### The data
# # #

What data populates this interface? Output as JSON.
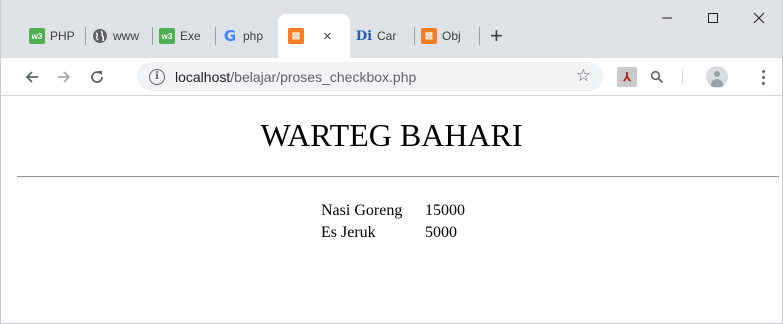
{
  "browser": {
    "tabs": [
      {
        "title": "PHP",
        "icon": "w3schools-icon"
      },
      {
        "title": "www",
        "icon": "globe-icon"
      },
      {
        "title": "Exe",
        "icon": "w3schools-icon"
      },
      {
        "title": "php",
        "icon": "google-icon"
      },
      {
        "title": "",
        "icon": "xampp-icon",
        "active": true
      },
      {
        "title": "Car",
        "icon": "dicoding-icon"
      },
      {
        "title": "Obj",
        "icon": "xampp-icon"
      }
    ],
    "tab_close": "×",
    "new_tab": "+",
    "window_controls": {
      "minimize": "—",
      "maximize": "☐",
      "close": "✕"
    },
    "url_host": "localhost",
    "url_path": "/belajar/proses_checkbox.php",
    "colors": {
      "tabstrip": "#dee1e6",
      "omnibox": "#f1f3f4"
    }
  },
  "page": {
    "title": "WARTEG BAHARI",
    "items": [
      {
        "name": "Nasi Goreng",
        "price": "15000"
      },
      {
        "name": "Es Jeruk",
        "price": "5000"
      }
    ]
  }
}
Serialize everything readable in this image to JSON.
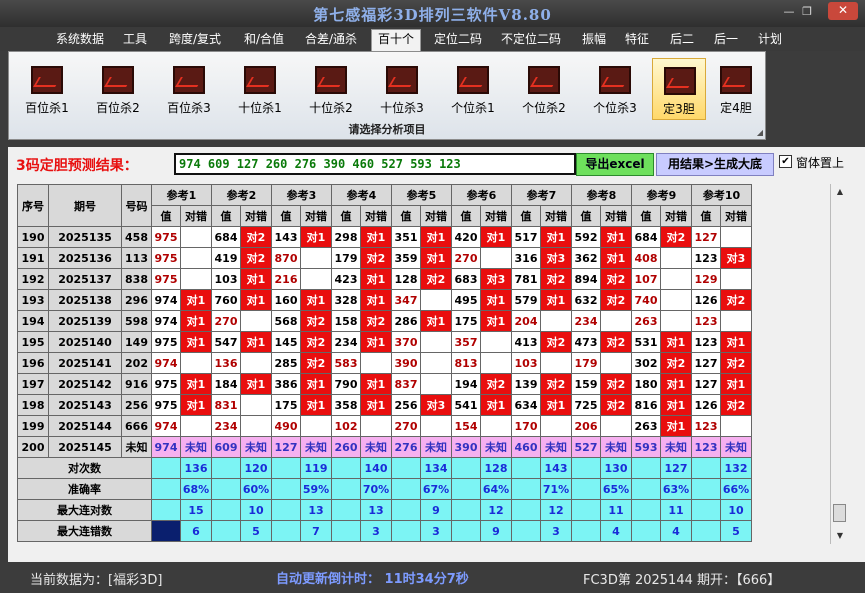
{
  "window": {
    "title": "第七感福彩3D排列三软件V8.80"
  },
  "menu": [
    "系统数据",
    "工具",
    "跨度/复式",
    "和/合值",
    "合差/通杀",
    "百十个",
    "定位二码",
    "不定位二码",
    "振幅",
    "特征",
    "后二",
    "后一",
    "计划"
  ],
  "ribbon": {
    "buttons": [
      "百位杀1",
      "百位杀2",
      "百位杀3",
      "十位杀1",
      "十位杀2",
      "十位杀3",
      "个位杀1",
      "个位杀2",
      "个位杀3",
      "定3胆",
      "定4胆"
    ],
    "footer": "请选择分析项目"
  },
  "predict": {
    "label": "3码定胆预测结果：",
    "value": "974 609 127 260 276 390 460 527 593 123",
    "export_btn": "导出excel",
    "gen_btn": "用结果>生成大底",
    "pin_label": "窗体置上",
    "pin_checked": true
  },
  "table": {
    "col_seq": "序号",
    "col_period": "期号",
    "col_num": "号码",
    "refs": [
      "参考1",
      "参考2",
      "参考3",
      "参考4",
      "参考5",
      "参考6",
      "参考7",
      "参考8",
      "参考9",
      "参考10"
    ],
    "sub_val": "值",
    "sub_dc": "对错",
    "rows": [
      {
        "seq": "190",
        "period": "2025135",
        "num": "458",
        "cells": [
          [
            "975",
            ""
          ],
          [
            "684",
            "对2"
          ],
          [
            "143",
            "对1"
          ],
          [
            "298",
            "对1"
          ],
          [
            "351",
            "对1"
          ],
          [
            "420",
            "对1"
          ],
          [
            "517",
            "对1"
          ],
          [
            "592",
            "对1"
          ],
          [
            "684",
            "对2"
          ],
          [
            "127",
            ""
          ]
        ]
      },
      {
        "seq": "191",
        "period": "2025136",
        "num": "113",
        "cells": [
          [
            "975",
            ""
          ],
          [
            "419",
            "对2"
          ],
          [
            "870",
            ""
          ],
          [
            "179",
            "对2"
          ],
          [
            "359",
            "对1"
          ],
          [
            "270",
            ""
          ],
          [
            "316",
            "对3"
          ],
          [
            "362",
            "对1"
          ],
          [
            "408",
            ""
          ],
          [
            "123",
            "对3"
          ]
        ]
      },
      {
        "seq": "192",
        "period": "2025137",
        "num": "838",
        "cells": [
          [
            "975",
            ""
          ],
          [
            "103",
            "对1"
          ],
          [
            "216",
            ""
          ],
          [
            "423",
            "对1"
          ],
          [
            "128",
            "对2"
          ],
          [
            "683",
            "对3"
          ],
          [
            "781",
            "对2"
          ],
          [
            "894",
            "对2"
          ],
          [
            "107",
            ""
          ],
          [
            "129",
            ""
          ]
        ]
      },
      {
        "seq": "193",
        "period": "2025138",
        "num": "296",
        "cells": [
          [
            "974",
            "对1"
          ],
          [
            "760",
            "对1"
          ],
          [
            "160",
            "对1"
          ],
          [
            "328",
            "对1"
          ],
          [
            "347",
            ""
          ],
          [
            "495",
            "对1"
          ],
          [
            "579",
            "对1"
          ],
          [
            "632",
            "对2"
          ],
          [
            "740",
            ""
          ],
          [
            "126",
            "对2"
          ]
        ]
      },
      {
        "seq": "194",
        "period": "2025139",
        "num": "598",
        "cells": [
          [
            "974",
            "对1"
          ],
          [
            "270",
            ""
          ],
          [
            "568",
            "对2"
          ],
          [
            "158",
            "对2"
          ],
          [
            "286",
            "对1"
          ],
          [
            "175",
            "对1"
          ],
          [
            "204",
            ""
          ],
          [
            "234",
            ""
          ],
          [
            "263",
            ""
          ],
          [
            "123",
            ""
          ]
        ]
      },
      {
        "seq": "195",
        "period": "2025140",
        "num": "149",
        "cells": [
          [
            "975",
            "对1"
          ],
          [
            "547",
            "对1"
          ],
          [
            "145",
            "对2"
          ],
          [
            "234",
            "对1"
          ],
          [
            "370",
            ""
          ],
          [
            "357",
            ""
          ],
          [
            "413",
            "对2"
          ],
          [
            "473",
            "对2"
          ],
          [
            "531",
            "对1"
          ],
          [
            "123",
            "对1"
          ]
        ]
      },
      {
        "seq": "196",
        "period": "2025141",
        "num": "202",
        "cells": [
          [
            "974",
            ""
          ],
          [
            "136",
            ""
          ],
          [
            "285",
            "对2"
          ],
          [
            "583",
            ""
          ],
          [
            "390",
            ""
          ],
          [
            "813",
            ""
          ],
          [
            "103",
            ""
          ],
          [
            "179",
            ""
          ],
          [
            "302",
            "对2"
          ],
          [
            "127",
            "对2"
          ]
        ]
      },
      {
        "seq": "197",
        "period": "2025142",
        "num": "916",
        "cells": [
          [
            "975",
            "对1"
          ],
          [
            "184",
            "对1"
          ],
          [
            "386",
            "对1"
          ],
          [
            "790",
            "对1"
          ],
          [
            "837",
            ""
          ],
          [
            "194",
            "对2"
          ],
          [
            "139",
            "对2"
          ],
          [
            "159",
            "对2"
          ],
          [
            "180",
            "对1"
          ],
          [
            "127",
            "对1"
          ]
        ]
      },
      {
        "seq": "198",
        "period": "2025143",
        "num": "256",
        "cells": [
          [
            "975",
            "对1"
          ],
          [
            "831",
            ""
          ],
          [
            "175",
            "对1"
          ],
          [
            "358",
            "对1"
          ],
          [
            "256",
            "对3"
          ],
          [
            "541",
            "对1"
          ],
          [
            "634",
            "对1"
          ],
          [
            "725",
            "对2"
          ],
          [
            "816",
            "对1"
          ],
          [
            "126",
            "对2"
          ]
        ]
      },
      {
        "seq": "199",
        "period": "2025144",
        "num": "666",
        "cells": [
          [
            "974",
            ""
          ],
          [
            "234",
            ""
          ],
          [
            "490",
            ""
          ],
          [
            "102",
            ""
          ],
          [
            "270",
            ""
          ],
          [
            "154",
            ""
          ],
          [
            "170",
            ""
          ],
          [
            "206",
            ""
          ],
          [
            "263",
            "对1"
          ],
          [
            "123",
            ""
          ]
        ]
      }
    ],
    "forecast": {
      "seq": "200",
      "period": "2025145",
      "num": "未知",
      "unknown": "未知",
      "values": [
        "974",
        "609",
        "127",
        "260",
        "276",
        "390",
        "460",
        "527",
        "593",
        "123"
      ]
    },
    "stats": [
      {
        "label": "对次数",
        "values": [
          "136",
          "120",
          "119",
          "140",
          "134",
          "128",
          "143",
          "130",
          "127",
          "132"
        ]
      },
      {
        "label": "准确率",
        "values": [
          "68%",
          "60%",
          "59%",
          "70%",
          "67%",
          "64%",
          "71%",
          "65%",
          "63%",
          "66%"
        ]
      },
      {
        "label": "最大连对数",
        "values": [
          "15",
          "10",
          "13",
          "13",
          "9",
          "12",
          "12",
          "11",
          "11",
          "10"
        ]
      },
      {
        "label": "最大连错数",
        "values": [
          "6",
          "5",
          "7",
          "3",
          "3",
          "9",
          "3",
          "4",
          "4",
          "5"
        ]
      }
    ]
  },
  "status": {
    "current": "当前数据为：[福彩3D]",
    "countdown": "自动更新倒计时： 11时34分7秒",
    "period": "FC3D第 2025144 期开：【666】"
  }
}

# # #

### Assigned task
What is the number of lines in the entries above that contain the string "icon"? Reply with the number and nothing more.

### Reply to the task
7